- _The input_:
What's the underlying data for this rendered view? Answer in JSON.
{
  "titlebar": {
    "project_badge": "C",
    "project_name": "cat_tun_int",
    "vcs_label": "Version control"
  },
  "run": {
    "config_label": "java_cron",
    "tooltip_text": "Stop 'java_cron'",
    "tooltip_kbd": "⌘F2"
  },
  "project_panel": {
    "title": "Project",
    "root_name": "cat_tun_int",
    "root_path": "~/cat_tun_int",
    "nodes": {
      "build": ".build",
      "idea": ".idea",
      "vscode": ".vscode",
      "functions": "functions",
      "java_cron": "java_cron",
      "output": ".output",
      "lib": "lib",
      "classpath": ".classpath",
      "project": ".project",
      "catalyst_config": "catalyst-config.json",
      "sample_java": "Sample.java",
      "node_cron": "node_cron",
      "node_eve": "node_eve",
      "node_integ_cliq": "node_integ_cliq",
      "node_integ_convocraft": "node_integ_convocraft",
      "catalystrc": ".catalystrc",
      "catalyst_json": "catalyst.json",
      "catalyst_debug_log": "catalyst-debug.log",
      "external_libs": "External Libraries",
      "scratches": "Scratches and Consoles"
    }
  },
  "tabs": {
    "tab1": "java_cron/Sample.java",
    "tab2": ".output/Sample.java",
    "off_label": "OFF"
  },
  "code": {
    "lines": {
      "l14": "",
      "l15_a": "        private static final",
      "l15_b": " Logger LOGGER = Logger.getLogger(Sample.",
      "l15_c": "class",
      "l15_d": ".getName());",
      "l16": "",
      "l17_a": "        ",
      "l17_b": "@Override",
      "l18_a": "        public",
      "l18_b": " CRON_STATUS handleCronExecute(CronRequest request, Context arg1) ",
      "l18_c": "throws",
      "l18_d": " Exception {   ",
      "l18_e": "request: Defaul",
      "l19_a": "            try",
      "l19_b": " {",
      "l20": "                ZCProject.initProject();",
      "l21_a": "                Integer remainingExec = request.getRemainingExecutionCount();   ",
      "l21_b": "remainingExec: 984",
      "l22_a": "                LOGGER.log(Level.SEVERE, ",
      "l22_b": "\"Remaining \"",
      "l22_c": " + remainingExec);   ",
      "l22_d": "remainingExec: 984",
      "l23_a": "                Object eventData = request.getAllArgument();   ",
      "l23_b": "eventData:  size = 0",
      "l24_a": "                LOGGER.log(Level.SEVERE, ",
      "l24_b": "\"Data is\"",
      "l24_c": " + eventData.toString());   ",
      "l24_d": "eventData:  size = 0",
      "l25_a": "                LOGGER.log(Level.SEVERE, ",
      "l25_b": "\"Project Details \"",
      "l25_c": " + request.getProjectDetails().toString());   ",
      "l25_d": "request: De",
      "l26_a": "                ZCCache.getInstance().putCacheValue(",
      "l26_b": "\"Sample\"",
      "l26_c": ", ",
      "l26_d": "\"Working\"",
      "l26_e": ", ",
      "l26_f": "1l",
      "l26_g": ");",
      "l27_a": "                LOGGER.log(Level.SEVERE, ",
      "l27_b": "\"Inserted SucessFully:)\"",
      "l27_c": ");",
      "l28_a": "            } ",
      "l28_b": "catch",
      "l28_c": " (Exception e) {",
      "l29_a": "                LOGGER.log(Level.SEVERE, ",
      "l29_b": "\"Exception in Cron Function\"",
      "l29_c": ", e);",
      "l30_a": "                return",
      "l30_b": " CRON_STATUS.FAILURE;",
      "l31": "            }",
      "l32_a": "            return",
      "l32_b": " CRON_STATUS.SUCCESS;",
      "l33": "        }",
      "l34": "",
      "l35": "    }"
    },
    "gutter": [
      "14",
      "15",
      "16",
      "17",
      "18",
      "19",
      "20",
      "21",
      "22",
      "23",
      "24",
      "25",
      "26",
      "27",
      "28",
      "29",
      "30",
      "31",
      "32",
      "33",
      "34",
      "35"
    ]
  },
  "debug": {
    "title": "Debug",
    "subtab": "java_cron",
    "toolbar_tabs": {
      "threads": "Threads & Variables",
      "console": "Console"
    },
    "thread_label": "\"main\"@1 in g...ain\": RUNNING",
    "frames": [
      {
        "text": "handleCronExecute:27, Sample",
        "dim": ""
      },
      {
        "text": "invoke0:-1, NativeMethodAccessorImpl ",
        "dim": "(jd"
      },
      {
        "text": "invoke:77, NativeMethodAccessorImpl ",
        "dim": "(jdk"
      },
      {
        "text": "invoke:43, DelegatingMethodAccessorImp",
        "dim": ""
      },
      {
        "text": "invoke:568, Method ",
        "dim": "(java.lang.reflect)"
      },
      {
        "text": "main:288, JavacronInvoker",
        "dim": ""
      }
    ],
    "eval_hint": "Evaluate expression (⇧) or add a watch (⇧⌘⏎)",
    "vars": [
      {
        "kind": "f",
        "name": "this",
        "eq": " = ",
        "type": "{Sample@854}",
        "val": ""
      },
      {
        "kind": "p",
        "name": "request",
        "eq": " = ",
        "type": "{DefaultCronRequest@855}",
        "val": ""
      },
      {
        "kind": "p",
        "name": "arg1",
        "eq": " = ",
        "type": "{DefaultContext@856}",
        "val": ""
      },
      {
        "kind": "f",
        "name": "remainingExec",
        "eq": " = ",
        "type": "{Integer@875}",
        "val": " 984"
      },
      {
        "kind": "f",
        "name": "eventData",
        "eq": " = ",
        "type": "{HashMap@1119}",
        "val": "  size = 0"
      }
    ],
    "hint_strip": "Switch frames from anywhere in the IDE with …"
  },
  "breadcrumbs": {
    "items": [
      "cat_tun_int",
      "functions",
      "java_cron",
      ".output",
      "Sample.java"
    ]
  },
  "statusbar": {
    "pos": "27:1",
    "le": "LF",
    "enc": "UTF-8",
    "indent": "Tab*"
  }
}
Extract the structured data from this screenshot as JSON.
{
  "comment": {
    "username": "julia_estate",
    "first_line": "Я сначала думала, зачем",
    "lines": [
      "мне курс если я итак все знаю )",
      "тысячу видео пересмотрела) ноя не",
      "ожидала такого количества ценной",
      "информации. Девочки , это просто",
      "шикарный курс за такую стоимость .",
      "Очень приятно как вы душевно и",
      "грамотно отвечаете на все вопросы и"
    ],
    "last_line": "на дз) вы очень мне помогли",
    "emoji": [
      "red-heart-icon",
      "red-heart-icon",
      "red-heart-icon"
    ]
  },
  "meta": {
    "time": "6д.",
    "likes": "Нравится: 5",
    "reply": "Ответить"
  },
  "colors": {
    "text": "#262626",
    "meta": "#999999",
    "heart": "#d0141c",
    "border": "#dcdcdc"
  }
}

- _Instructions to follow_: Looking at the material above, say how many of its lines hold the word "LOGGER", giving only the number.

- _Answer for the task_: 6